- The task
Establish how many lines in the material below include the word "info", then give the count alone.

- Task data
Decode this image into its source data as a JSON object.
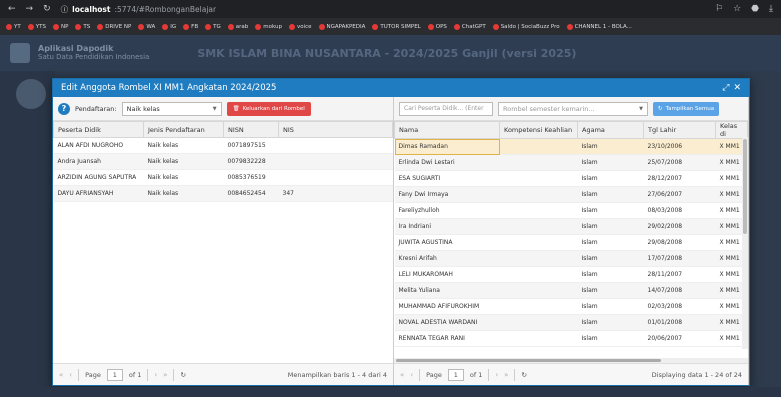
{
  "browser": {
    "host": "localhost",
    "path": ":5774/#RombonganBelajar",
    "bookmarks": [
      "YT",
      "YTS",
      "NP",
      "TS",
      "DRIVE NP",
      "WA",
      "IG",
      "FB",
      "TG",
      "arab",
      "mokup",
      "voice",
      "NGAPAKPEDIA",
      "TUTOR SIMPEL",
      "OPS",
      "ChatGPT",
      "Saldo | SociaBuzz Pro",
      "CHANNEL 1 - BOLA..."
    ]
  },
  "app": {
    "name": "Aplikasi Dapodik",
    "subname": "Satu Data Pendidikan Indonesia",
    "title": "SMK ISLAM BINA NUSANTARA - 2024/2025 Ganjil (versi 2025)"
  },
  "modal": {
    "title": "Edit Anggota Rombel XI MM1 Angkatan 2024/2025",
    "left": {
      "label_pendaftaran": "Pendaftaran:",
      "select_value": "Naik kelas",
      "remove_button": "Keluarkan dari Rombel",
      "columns": [
        "Peserta Didik",
        "Jenis Pendaftaran",
        "NISN",
        "NIS"
      ],
      "rows": [
        [
          "ALAN AFDI NUGROHO",
          "Naik kelas",
          "0071897515",
          ""
        ],
        [
          "Andra Juansah",
          "Naik kelas",
          "0079832228",
          ""
        ],
        [
          "ARZIDIN AGUNG SAPUTRA",
          "Naik kelas",
          "0085376519",
          ""
        ],
        [
          "DAYU AFRIANSYAH",
          "Naik kelas",
          "0084652454",
          "347"
        ]
      ],
      "pager": {
        "page_label": "Page",
        "page": "1",
        "of": "of 1",
        "info": "Menampilkan baris 1 - 4 dari 4"
      }
    },
    "right": {
      "search_placeholder": "Cari Peserta Didik... (Enter",
      "semester_placeholder": "Rombel semester kemarin...",
      "add_button": "Tampilkan Semua",
      "columns": [
        "Nama",
        "Kompetensi Keahlian",
        "Agama",
        "Tgl Lahir",
        "Kelas di"
      ],
      "rows": [
        [
          "Dimas Ramadan",
          "",
          "Islam",
          "23/10/2006",
          "X MM1"
        ],
        [
          "Erlinda Dwi Lestari",
          "",
          "Islam",
          "25/07/2008",
          "X MM1"
        ],
        [
          "ESA SUGIARTI",
          "",
          "Islam",
          "28/12/2007",
          "X MM1"
        ],
        [
          "Fany Dwi Irmaya",
          "",
          "Islam",
          "27/06/2007",
          "X MM1"
        ],
        [
          "Fareliyzhulloh",
          "",
          "Islam",
          "08/03/2008",
          "X MM1"
        ],
        [
          "Ira Indriani",
          "",
          "Islam",
          "29/02/2008",
          "X MM1"
        ],
        [
          "JUWITA AGUSTINA",
          "",
          "Islam",
          "29/08/2008",
          "X MM1"
        ],
        [
          "Kresni Arifah",
          "",
          "Islam",
          "17/07/2008",
          "X MM1"
        ],
        [
          "LELI MUKAROMAH",
          "",
          "Islam",
          "28/11/2007",
          "X MM1"
        ],
        [
          "Melita Yuliana",
          "",
          "Islam",
          "14/07/2008",
          "X MM1"
        ],
        [
          "MUHAMMAD AFIFUROKHIM",
          "",
          "Islam",
          "02/03/2008",
          "X MM1"
        ],
        [
          "NOVAL ADESTIA WARDANI",
          "",
          "Islam",
          "01/01/2008",
          "X MM1"
        ],
        [
          "RENNATA TEGAR RANI",
          "",
          "Islam",
          "20/06/2007",
          "X MM1"
        ]
      ],
      "pager": {
        "page_label": "Page",
        "page": "1",
        "of": "of 1",
        "info": "Displaying data 1 - 24 of 24"
      }
    }
  }
}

- The answer
2